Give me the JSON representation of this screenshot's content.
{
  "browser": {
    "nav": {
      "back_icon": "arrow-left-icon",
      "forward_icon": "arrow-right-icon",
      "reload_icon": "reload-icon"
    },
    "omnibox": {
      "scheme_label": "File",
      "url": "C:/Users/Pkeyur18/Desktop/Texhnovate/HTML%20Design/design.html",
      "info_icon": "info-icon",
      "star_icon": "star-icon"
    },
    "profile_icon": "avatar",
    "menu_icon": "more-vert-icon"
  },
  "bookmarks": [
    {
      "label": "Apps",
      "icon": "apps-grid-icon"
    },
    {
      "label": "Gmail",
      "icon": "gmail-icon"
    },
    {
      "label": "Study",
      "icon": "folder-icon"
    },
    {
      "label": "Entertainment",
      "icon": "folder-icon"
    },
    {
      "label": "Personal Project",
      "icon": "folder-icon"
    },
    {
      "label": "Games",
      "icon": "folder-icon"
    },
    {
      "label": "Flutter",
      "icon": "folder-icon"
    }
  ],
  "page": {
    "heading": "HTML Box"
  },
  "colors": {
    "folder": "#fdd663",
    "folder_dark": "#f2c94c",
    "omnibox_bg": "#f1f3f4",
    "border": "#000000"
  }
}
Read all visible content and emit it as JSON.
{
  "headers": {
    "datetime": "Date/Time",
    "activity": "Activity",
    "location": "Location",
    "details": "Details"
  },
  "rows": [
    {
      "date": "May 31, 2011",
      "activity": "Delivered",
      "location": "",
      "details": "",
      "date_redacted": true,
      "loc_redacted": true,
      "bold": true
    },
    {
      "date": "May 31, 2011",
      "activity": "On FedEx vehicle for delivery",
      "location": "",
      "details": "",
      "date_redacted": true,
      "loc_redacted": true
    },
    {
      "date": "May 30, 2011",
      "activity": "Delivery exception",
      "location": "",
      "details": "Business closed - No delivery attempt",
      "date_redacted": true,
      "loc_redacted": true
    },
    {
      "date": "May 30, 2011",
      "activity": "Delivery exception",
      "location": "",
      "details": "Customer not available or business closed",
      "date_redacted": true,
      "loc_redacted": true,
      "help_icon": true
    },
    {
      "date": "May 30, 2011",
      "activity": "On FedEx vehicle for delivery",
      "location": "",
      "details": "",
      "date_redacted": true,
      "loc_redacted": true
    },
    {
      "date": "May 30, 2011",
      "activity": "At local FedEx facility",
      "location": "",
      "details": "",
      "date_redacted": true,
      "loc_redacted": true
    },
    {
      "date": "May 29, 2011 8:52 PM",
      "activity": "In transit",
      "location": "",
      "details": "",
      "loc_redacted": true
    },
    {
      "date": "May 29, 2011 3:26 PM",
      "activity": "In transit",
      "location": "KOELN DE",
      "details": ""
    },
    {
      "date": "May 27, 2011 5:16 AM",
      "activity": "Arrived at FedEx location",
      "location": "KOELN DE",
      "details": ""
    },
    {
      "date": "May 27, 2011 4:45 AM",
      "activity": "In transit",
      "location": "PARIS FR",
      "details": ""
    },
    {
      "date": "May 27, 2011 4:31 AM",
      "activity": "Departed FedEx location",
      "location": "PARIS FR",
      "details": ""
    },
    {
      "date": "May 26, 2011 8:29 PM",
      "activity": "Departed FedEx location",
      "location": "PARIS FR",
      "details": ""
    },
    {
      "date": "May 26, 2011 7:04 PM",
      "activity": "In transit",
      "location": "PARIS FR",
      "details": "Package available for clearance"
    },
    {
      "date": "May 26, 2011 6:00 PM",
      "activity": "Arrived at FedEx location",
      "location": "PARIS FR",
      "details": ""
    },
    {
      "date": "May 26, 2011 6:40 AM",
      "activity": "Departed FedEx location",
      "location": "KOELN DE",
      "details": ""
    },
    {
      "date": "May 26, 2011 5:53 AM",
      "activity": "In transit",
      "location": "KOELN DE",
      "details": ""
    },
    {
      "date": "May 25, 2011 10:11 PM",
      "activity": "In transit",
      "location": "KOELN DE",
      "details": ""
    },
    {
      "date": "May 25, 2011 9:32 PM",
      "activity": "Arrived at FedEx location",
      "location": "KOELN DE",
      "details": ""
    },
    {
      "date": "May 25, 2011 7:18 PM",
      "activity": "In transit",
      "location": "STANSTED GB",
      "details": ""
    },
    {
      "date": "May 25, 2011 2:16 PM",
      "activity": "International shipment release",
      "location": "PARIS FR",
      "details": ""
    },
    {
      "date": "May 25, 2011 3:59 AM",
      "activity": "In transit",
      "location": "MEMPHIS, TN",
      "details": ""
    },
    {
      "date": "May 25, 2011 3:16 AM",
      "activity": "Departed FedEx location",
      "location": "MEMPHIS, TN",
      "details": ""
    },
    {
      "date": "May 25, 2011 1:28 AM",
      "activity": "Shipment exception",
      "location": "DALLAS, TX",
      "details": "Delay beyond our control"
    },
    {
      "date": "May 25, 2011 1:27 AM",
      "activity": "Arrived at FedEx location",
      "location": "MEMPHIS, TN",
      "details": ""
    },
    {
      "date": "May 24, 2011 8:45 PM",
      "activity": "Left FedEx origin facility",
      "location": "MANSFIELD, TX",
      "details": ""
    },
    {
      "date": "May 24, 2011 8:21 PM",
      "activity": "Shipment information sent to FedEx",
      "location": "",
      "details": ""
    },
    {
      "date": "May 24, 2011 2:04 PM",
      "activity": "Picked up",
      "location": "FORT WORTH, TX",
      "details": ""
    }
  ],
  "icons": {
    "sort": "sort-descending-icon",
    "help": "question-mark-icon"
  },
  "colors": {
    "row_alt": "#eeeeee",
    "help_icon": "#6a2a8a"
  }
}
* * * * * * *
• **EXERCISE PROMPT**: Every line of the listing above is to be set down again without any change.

• **ANSWER TO THIS EXERCISE**:
Give me the JSON representation of this screenshot's content.
{
  "browser": {
    "nav": {
      "back_icon": "arrow-left-icon",
      "forward_icon": "arrow-right-icon",
      "reload_icon": "reload-icon"
    },
    "omnibox": {
      "scheme_label": "File",
      "url": "C:/Users/Pkeyur18/Desktop/Texhnovate/HTML%20Design/design.html",
      "info_icon": "info-icon",
      "star_icon": "star-icon"
    },
    "profile_icon": "avatar",
    "menu_icon": "more-vert-icon"
  },
  "bookmarks": [
    {
      "label": "Apps",
      "icon": "apps-grid-icon"
    },
    {
      "label": "Gmail",
      "icon": "gmail-icon"
    },
    {
      "label": "Study",
      "icon": "folder-icon"
    },
    {
      "label": "Entertainment",
      "icon": "folder-icon"
    },
    {
      "label": "Personal Project",
      "icon": "folder-icon"
    },
    {
      "label": "Games",
      "icon": "folder-icon"
    },
    {
      "label": "Flutter",
      "icon": "folder-icon"
    }
  ],
  "page": {
    "heading": "HTML Box"
  },
  "colors": {
    "folder": "#fdd663",
    "folder_dark": "#f2c94c",
    "omnibox_bg": "#f1f3f4",
    "border": "#000000"
  }
}
Read all visible content and emit it as JSON.
{
  "headers": {
    "datetime": "Date/Time",
    "activity": "Activity",
    "location": "Location",
    "details": "Details"
  },
  "rows": [
    {
      "date": "May 31, 2011",
      "activity": "Delivered",
      "location": "",
      "details": "",
      "date_redacted": true,
      "loc_redacted": true,
      "bold": true
    },
    {
      "date": "May 31, 2011",
      "activity": "On FedEx vehicle for delivery",
      "location": "",
      "details": "",
      "date_redacted": true,
      "loc_redacted": true
    },
    {
      "date": "May 30, 2011",
      "activity": "Delivery exception",
      "location": "",
      "details": "Business closed - No delivery attempt",
      "date_redacted": true,
      "loc_redacted": true
    },
    {
      "date": "May 30, 2011",
      "activity": "Delivery exception",
      "location": "",
      "details": "Customer not available or business closed",
      "date_redacted": true,
      "loc_redacted": true,
      "help_icon": true
    },
    {
      "date": "May 30, 2011",
      "activity": "On FedEx vehicle for delivery",
      "location": "",
      "details": "",
      "date_redacted": true,
      "loc_redacted": true
    },
    {
      "date": "May 30, 2011",
      "activity": "At local FedEx facility",
      "location": "",
      "details": "",
      "date_redacted": true,
      "loc_redacted": true
    },
    {
      "date": "May 29, 2011 8:52 PM",
      "activity": "In transit",
      "location": "",
      "details": "",
      "loc_redacted": true
    },
    {
      "date": "May 29, 2011 3:26 PM",
      "activity": "In transit",
      "location": "KOELN DE",
      "details": ""
    },
    {
      "date": "May 27, 2011 5:16 AM",
      "activity": "Arrived at FedEx location",
      "location": "KOELN DE",
      "details": ""
    },
    {
      "date": "May 27, 2011 4:45 AM",
      "activity": "In transit",
      "location": "PARIS FR",
      "details": ""
    },
    {
      "date": "May 27, 2011 4:31 AM",
      "activity": "Departed FedEx location",
      "location": "PARIS FR",
      "details": ""
    },
    {
      "date": "May 26, 2011 8:29 PM",
      "activity": "Departed FedEx location",
      "location": "PARIS FR",
      "details": ""
    },
    {
      "date": "May 26, 2011 7:04 PM",
      "activity": "In transit",
      "location": "PARIS FR",
      "details": "Package available for clearance"
    },
    {
      "date": "May 26, 2011 6:00 PM",
      "activity": "Arrived at FedEx location",
      "location": "PARIS FR",
      "details": ""
    },
    {
      "date": "May 26, 2011 6:40 AM",
      "activity": "Departed FedEx location",
      "location": "KOELN DE",
      "details": ""
    },
    {
      "date": "May 26, 2011 5:53 AM",
      "activity": "In transit",
      "location": "KOELN DE",
      "details": ""
    },
    {
      "date": "May 25, 2011 10:11 PM",
      "activity": "In transit",
      "location": "KOELN DE",
      "details": ""
    },
    {
      "date": "May 25, 2011 9:32 PM",
      "activity": "Arrived at FedEx location",
      "location": "KOELN DE",
      "details": ""
    },
    {
      "date": "May 25, 2011 7:18 PM",
      "activity": "In transit",
      "location": "STANSTED GB",
      "details": ""
    },
    {
      "date": "May 25, 2011 2:16 PM",
      "activity": "International shipment release",
      "location": "PARIS FR",
      "details": ""
    },
    {
      "date": "May 25, 2011 3:59 AM",
      "activity": "In transit",
      "location": "MEMPHIS, TN",
      "details": ""
    },
    {
      "date": "May 25, 2011 3:16 AM",
      "activity": "Departed FedEx location",
      "location": "MEMPHIS, TN",
      "details": ""
    },
    {
      "date": "May 25, 2011 1:28 AM",
      "activity": "Shipment exception",
      "location": "DALLAS, TX",
      "details": "Delay beyond our control"
    },
    {
      "date": "May 25, 2011 1:27 AM",
      "activity": "Arrived at FedEx location",
      "location": "MEMPHIS, TN",
      "details": ""
    },
    {
      "date": "May 24, 2011 8:45 PM",
      "activity": "Left FedEx origin facility",
      "location": "MANSFIELD, TX",
      "details": ""
    },
    {
      "date": "May 24, 2011 8:21 PM",
      "activity": "Shipment information sent to FedEx",
      "location": "",
      "details": ""
    },
    {
      "date": "May 24, 2011 2:04 PM",
      "activity": "Picked up",
      "location": "FORT WORTH, TX",
      "details": ""
    }
  ],
  "icons": {
    "sort": "sort-descending-icon",
    "help": "question-mark-icon"
  },
  "colors": {
    "row_alt": "#eeeeee",
    "help_icon": "#6a2a8a"
  }
}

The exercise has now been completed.